*** MATERIAL SHOWN ***

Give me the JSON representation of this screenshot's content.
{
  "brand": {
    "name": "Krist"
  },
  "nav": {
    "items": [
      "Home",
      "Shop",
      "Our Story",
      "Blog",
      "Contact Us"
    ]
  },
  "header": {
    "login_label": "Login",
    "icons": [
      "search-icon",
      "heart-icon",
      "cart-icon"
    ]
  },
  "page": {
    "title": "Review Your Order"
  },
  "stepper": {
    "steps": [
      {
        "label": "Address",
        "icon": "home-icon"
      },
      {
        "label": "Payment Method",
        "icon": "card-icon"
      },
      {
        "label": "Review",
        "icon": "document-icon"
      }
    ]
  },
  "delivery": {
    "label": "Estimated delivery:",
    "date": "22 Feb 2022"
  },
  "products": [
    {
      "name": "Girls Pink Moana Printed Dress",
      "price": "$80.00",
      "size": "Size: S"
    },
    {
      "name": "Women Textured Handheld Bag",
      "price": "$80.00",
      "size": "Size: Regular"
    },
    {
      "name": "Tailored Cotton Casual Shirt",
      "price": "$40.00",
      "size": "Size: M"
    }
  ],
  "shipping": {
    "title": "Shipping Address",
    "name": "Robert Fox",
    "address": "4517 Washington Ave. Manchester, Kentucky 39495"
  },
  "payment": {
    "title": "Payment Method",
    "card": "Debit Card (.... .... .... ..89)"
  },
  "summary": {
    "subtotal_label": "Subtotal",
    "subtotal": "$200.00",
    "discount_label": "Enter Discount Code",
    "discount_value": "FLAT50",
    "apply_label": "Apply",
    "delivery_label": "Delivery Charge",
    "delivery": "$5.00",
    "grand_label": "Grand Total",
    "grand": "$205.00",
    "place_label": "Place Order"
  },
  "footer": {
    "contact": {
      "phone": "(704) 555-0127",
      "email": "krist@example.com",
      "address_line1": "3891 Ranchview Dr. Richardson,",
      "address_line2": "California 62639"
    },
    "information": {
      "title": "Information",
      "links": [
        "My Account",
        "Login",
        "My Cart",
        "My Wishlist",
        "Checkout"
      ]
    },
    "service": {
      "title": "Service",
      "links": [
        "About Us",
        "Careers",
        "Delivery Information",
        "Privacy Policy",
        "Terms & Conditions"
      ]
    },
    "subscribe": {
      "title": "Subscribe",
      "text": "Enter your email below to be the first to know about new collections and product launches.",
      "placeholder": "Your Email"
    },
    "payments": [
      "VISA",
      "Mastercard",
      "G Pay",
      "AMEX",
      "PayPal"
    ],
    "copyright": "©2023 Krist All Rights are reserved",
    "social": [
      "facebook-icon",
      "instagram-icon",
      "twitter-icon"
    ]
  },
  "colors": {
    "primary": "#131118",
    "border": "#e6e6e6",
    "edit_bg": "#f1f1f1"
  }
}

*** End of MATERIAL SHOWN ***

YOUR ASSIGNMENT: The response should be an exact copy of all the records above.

SOLUTION BELOW:
Give me the JSON representation of this screenshot's content.
{
  "brand": {
    "name": "Krist"
  },
  "nav": {
    "items": [
      "Home",
      "Shop",
      "Our Story",
      "Blog",
      "Contact Us"
    ]
  },
  "header": {
    "login_label": "Login",
    "icons": [
      "search-icon",
      "heart-icon",
      "cart-icon"
    ]
  },
  "page": {
    "title": "Review Your Order"
  },
  "stepper": {
    "steps": [
      {
        "label": "Address",
        "icon": "home-icon"
      },
      {
        "label": "Payment Method",
        "icon": "card-icon"
      },
      {
        "label": "Review",
        "icon": "document-icon"
      }
    ]
  },
  "delivery": {
    "label": "Estimated delivery:",
    "date": "22 Feb 2022"
  },
  "products": [
    {
      "name": "Girls Pink Moana Printed Dress",
      "price": "$80.00",
      "size": "Size: S"
    },
    {
      "name": "Women Textured Handheld Bag",
      "price": "$80.00",
      "size": "Size: Regular"
    },
    {
      "name": "Tailored Cotton Casual Shirt",
      "price": "$40.00",
      "size": "Size: M"
    }
  ],
  "shipping": {
    "title": "Shipping Address",
    "name": "Robert Fox",
    "address": "4517 Washington Ave. Manchester, Kentucky 39495"
  },
  "payment": {
    "title": "Payment Method",
    "card": "Debit Card (.... .... .... ..89)"
  },
  "summary": {
    "subtotal_label": "Subtotal",
    "subtotal": "$200.00",
    "discount_label": "Enter Discount Code",
    "discount_value": "FLAT50",
    "apply_label": "Apply",
    "delivery_label": "Delivery Charge",
    "delivery": "$5.00",
    "grand_label": "Grand Total",
    "grand": "$205.00",
    "place_label": "Place Order"
  },
  "footer": {
    "contact": {
      "phone": "(704) 555-0127",
      "email": "krist@example.com",
      "address_line1": "3891 Ranchview Dr. Richardson,",
      "address_line2": "California 62639"
    },
    "information": {
      "title": "Information",
      "links": [
        "My Account",
        "Login",
        "My Cart",
        "My Wishlist",
        "Checkout"
      ]
    },
    "service": {
      "title": "Service",
      "links": [
        "About Us",
        "Careers",
        "Delivery Information",
        "Privacy Policy",
        "Terms & Conditions"
      ]
    },
    "subscribe": {
      "title": "Subscribe",
      "text": "Enter your email below to be the first to know about new collections and product launches.",
      "placeholder": "Your Email"
    },
    "payments": [
      "VISA",
      "Mastercard",
      "G Pay",
      "AMEX",
      "PayPal"
    ],
    "copyright": "©2023 Krist All Rights are reserved",
    "social": [
      "facebook-icon",
      "instagram-icon",
      "twitter-icon"
    ]
  },
  "colors": {
    "primary": "#131118",
    "border": "#e6e6e6",
    "edit_bg": "#f1f1f1"
  }
}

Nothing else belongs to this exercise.